__Task requirements__
Go through the data below. List every line that holds the word "JSON".

__Web page and app entries__
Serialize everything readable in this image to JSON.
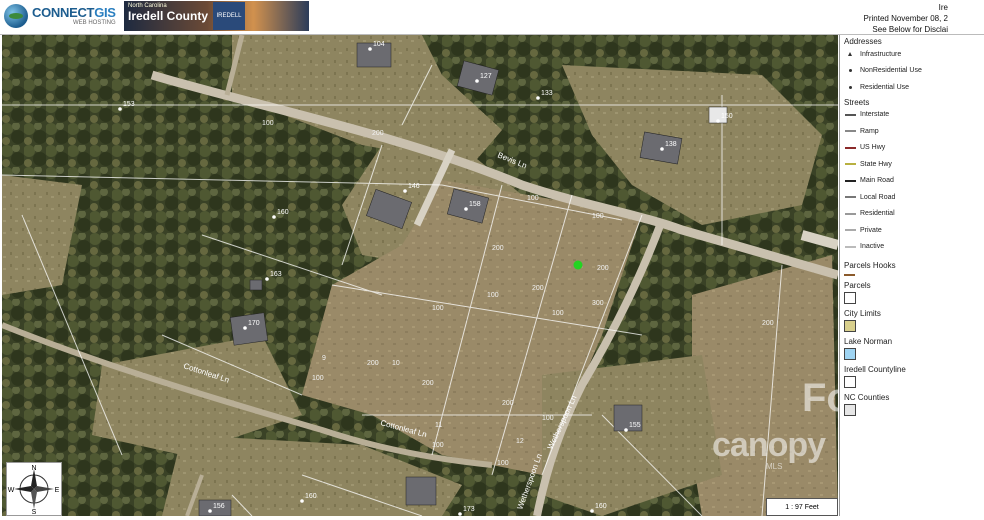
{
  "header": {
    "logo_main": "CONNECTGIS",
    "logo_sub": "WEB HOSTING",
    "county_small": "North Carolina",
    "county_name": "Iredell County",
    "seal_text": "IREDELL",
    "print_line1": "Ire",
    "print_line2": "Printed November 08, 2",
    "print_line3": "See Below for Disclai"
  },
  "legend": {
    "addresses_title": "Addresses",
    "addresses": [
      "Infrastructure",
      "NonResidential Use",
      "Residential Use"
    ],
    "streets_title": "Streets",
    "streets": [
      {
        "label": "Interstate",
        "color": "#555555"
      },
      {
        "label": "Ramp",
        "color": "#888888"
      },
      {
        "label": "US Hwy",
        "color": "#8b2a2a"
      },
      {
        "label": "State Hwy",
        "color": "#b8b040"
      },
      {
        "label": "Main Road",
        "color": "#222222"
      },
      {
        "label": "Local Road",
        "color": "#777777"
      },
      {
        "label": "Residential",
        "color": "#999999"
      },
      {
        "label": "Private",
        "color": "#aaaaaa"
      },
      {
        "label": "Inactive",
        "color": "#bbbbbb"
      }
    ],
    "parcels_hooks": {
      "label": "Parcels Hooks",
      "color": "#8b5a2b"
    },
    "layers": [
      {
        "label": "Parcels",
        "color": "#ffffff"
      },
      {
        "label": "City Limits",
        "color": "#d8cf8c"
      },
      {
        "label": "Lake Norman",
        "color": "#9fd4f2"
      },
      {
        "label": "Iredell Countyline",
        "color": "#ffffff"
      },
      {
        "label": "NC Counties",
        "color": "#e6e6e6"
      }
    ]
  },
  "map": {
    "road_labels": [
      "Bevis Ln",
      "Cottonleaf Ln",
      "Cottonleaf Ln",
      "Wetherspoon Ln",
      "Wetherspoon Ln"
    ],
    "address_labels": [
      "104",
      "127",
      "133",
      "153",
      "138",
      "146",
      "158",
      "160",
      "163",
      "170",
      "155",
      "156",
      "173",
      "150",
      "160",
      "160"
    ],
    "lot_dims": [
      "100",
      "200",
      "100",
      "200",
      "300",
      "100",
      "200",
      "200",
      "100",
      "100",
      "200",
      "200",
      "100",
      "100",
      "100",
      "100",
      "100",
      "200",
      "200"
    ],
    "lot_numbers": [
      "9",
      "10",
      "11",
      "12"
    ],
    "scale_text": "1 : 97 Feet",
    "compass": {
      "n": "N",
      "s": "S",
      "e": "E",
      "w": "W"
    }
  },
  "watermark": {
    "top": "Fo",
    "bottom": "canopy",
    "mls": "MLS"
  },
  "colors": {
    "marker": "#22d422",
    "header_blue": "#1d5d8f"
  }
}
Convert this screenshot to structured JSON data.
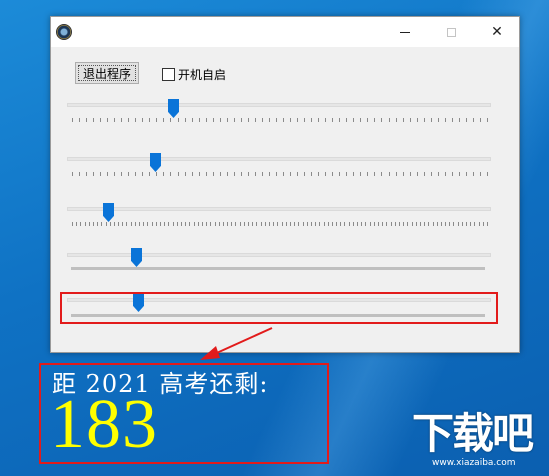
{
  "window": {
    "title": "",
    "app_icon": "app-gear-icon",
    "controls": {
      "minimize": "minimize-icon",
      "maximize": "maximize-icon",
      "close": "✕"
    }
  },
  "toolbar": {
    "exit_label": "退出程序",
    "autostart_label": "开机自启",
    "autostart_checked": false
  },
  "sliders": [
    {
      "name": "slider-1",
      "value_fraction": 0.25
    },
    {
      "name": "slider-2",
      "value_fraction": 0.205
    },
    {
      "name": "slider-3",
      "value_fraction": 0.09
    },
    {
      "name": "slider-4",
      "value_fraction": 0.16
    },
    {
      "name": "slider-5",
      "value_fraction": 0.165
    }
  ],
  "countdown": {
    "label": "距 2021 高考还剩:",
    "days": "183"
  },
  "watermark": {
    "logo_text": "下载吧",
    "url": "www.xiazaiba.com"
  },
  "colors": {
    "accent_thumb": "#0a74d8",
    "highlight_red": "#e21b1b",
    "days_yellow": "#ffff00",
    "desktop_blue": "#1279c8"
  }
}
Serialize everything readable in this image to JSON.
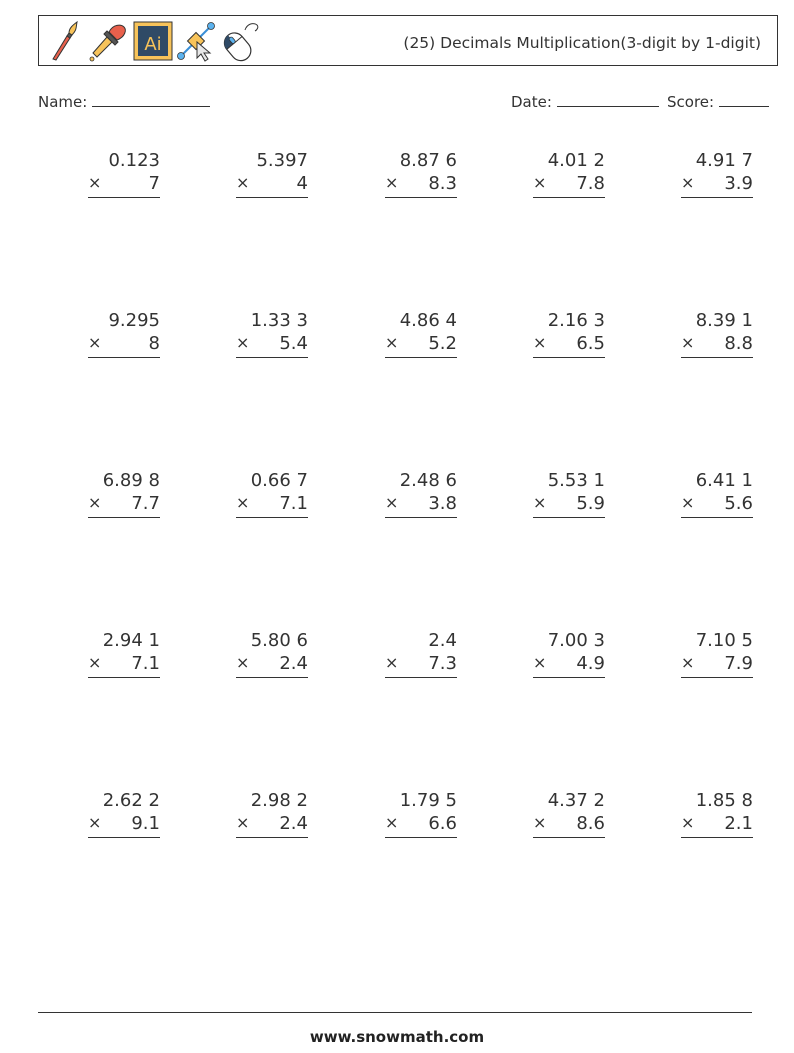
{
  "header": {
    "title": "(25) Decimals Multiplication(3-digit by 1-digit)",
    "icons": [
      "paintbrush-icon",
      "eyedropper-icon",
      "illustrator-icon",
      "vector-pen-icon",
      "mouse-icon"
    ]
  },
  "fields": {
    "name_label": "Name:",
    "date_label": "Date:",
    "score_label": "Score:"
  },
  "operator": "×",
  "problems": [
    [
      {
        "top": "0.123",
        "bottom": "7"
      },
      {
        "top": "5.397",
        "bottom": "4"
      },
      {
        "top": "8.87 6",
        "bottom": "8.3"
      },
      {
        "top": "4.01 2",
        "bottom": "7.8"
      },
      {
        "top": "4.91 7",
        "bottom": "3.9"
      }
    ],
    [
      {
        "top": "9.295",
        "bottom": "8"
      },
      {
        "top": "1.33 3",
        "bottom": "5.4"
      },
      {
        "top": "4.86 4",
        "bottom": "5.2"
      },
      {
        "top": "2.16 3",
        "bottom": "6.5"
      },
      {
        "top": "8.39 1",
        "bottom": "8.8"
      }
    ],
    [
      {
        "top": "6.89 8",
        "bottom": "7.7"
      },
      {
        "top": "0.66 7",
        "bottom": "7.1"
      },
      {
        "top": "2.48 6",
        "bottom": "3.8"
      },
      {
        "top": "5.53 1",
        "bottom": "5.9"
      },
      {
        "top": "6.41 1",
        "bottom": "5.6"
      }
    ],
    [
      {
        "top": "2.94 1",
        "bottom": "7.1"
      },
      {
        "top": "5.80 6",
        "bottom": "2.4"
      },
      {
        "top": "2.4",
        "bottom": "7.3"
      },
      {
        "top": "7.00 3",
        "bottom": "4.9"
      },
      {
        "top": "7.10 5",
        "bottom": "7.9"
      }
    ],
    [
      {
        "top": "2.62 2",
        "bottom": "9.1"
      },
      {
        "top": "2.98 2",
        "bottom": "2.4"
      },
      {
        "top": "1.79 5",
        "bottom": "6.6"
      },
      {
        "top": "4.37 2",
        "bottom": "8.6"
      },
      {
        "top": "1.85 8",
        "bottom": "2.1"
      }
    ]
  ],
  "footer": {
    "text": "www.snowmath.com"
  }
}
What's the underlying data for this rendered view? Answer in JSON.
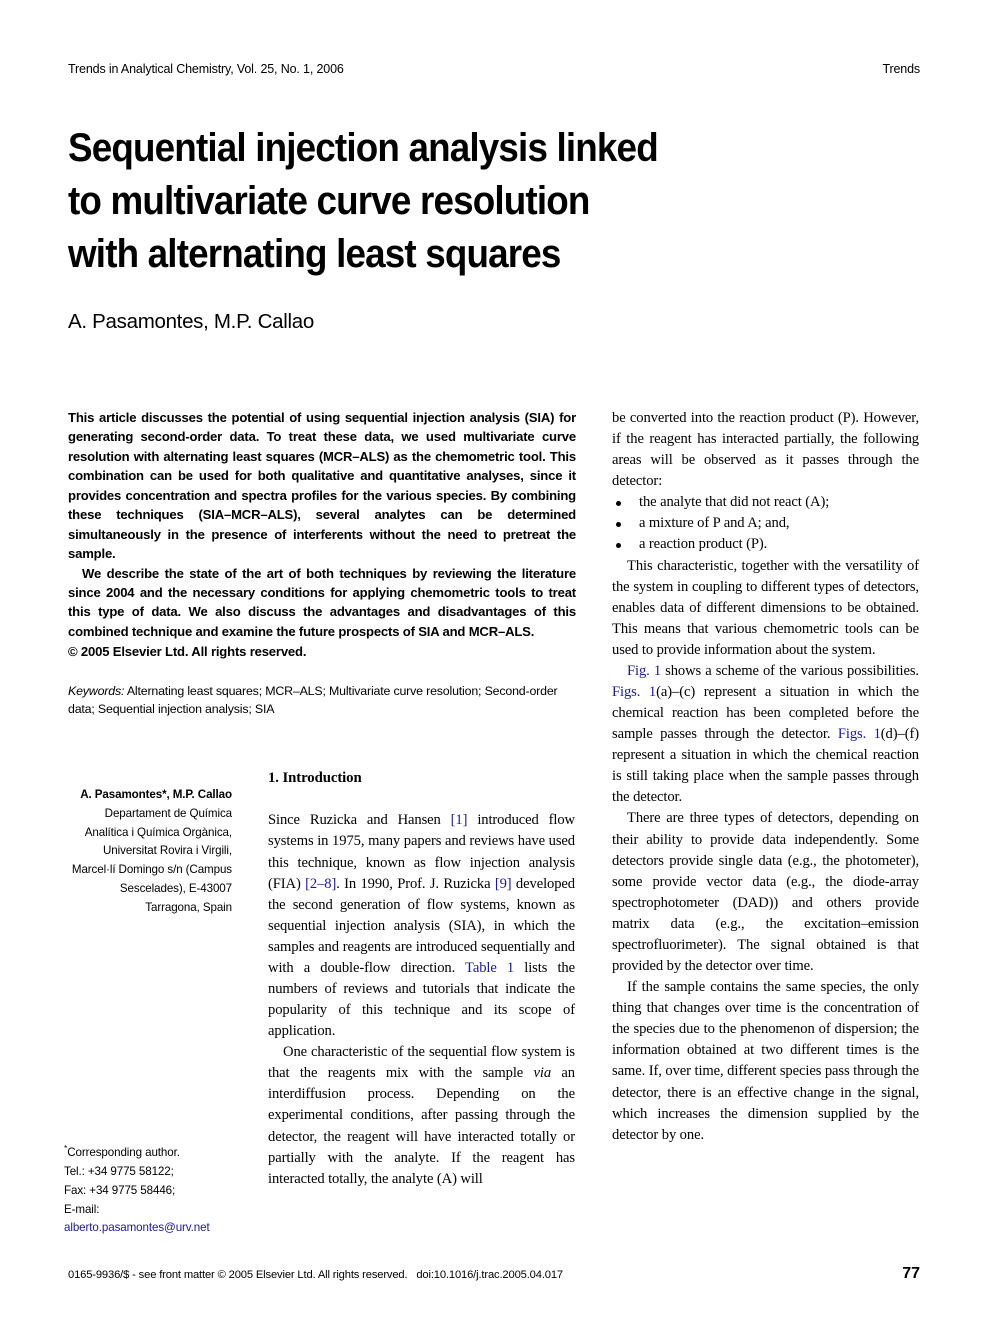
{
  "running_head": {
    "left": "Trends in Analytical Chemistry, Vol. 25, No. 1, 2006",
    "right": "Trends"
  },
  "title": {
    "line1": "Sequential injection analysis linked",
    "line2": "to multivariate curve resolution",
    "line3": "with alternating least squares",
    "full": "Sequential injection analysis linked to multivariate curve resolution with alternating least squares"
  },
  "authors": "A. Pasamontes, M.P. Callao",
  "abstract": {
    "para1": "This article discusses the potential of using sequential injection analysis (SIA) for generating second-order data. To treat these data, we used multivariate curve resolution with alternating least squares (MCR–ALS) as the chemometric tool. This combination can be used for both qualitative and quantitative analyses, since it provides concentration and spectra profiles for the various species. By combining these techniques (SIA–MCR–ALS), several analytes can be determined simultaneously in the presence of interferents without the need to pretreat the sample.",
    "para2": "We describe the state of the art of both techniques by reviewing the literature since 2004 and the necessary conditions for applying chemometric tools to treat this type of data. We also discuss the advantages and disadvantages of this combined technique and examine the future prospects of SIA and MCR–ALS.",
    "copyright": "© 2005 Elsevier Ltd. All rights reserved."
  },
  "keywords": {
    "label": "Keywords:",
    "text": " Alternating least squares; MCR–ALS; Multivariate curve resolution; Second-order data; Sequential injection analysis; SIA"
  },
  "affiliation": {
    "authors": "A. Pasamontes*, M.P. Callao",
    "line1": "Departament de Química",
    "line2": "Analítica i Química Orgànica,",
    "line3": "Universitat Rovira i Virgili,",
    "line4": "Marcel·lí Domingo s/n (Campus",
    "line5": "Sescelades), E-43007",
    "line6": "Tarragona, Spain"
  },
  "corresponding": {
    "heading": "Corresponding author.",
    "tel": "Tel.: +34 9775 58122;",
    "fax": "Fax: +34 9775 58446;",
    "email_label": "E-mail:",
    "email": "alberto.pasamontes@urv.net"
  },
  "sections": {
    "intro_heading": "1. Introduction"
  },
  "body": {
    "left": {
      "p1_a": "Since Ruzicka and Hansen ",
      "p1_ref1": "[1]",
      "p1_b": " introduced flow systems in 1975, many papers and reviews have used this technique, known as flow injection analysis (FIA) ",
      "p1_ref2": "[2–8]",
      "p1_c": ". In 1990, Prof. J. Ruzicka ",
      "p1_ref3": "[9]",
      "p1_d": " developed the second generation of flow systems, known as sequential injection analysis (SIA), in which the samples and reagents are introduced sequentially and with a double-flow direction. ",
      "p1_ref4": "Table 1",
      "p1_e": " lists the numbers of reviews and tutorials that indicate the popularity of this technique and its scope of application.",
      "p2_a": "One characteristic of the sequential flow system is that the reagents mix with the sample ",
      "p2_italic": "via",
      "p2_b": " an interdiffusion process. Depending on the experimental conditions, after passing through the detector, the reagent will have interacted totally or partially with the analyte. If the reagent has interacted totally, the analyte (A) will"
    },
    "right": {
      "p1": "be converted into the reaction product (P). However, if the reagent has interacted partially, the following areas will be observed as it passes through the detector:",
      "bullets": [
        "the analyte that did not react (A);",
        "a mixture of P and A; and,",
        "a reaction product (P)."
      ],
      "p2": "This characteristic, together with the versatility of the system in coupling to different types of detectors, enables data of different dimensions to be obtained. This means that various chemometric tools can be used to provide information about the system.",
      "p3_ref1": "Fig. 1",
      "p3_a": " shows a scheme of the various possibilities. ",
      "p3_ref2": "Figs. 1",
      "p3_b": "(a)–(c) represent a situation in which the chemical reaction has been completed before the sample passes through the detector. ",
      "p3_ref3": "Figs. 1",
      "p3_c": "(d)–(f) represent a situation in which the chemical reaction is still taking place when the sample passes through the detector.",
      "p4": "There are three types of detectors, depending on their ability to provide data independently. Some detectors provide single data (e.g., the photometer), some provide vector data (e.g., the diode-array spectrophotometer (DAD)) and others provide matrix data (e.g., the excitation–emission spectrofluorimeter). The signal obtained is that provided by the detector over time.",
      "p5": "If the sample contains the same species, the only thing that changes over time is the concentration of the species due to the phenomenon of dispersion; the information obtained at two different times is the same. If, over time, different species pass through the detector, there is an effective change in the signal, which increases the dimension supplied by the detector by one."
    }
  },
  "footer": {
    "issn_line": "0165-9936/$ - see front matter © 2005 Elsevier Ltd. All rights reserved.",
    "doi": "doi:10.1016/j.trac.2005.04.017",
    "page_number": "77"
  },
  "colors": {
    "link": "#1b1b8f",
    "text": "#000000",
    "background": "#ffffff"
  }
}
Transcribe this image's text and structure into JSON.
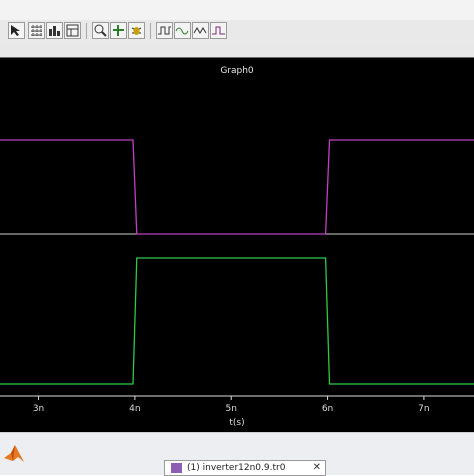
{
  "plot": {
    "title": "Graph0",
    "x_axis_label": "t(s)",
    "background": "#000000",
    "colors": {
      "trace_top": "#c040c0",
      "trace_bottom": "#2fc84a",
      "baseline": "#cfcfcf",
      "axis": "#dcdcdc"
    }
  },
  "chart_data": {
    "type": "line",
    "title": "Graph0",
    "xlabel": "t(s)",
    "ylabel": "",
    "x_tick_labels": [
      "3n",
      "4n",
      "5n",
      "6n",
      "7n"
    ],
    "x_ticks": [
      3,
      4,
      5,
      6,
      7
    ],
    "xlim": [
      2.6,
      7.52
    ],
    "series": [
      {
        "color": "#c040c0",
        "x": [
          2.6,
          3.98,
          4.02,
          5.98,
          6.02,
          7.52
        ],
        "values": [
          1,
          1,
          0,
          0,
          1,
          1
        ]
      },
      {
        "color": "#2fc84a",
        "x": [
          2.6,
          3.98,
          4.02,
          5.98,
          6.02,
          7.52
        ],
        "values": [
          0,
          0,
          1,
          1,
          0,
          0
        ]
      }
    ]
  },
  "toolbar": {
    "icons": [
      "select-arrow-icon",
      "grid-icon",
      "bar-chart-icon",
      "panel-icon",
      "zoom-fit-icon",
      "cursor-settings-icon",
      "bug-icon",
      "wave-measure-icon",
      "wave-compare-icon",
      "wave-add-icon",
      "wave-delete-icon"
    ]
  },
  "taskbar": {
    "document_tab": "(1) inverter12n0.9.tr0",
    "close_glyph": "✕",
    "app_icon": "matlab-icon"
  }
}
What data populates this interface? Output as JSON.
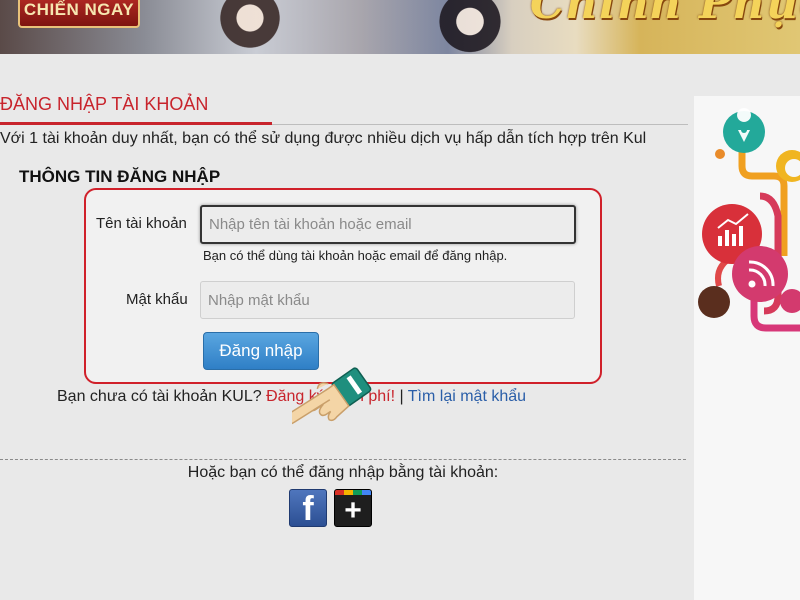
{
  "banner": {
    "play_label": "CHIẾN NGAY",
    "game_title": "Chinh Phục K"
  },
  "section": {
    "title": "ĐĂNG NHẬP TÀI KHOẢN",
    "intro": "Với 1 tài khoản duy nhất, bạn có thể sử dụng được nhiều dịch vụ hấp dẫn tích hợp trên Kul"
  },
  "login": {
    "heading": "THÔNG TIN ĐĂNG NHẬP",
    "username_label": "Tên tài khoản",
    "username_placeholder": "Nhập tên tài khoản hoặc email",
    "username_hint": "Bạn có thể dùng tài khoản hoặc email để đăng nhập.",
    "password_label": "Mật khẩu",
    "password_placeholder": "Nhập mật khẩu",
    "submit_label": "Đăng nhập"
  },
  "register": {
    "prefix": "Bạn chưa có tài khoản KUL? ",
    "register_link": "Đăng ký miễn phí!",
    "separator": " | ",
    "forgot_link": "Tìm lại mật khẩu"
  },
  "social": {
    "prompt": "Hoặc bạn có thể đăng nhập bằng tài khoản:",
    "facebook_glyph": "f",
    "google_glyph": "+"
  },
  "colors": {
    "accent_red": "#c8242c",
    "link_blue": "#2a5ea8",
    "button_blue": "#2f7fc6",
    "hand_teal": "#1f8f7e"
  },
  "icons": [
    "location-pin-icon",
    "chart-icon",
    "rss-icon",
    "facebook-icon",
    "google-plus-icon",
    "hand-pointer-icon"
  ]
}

__Task answer__
Serialize everything readable in this image to JSON.
Convert this screenshot to structured JSON data.
Serialize everything readable in this image to JSON.
What's the underlying data for this rendered view? Answer in JSON.
Transcribe this image's text and structure into JSON.
What data populates this interface? Output as JSON.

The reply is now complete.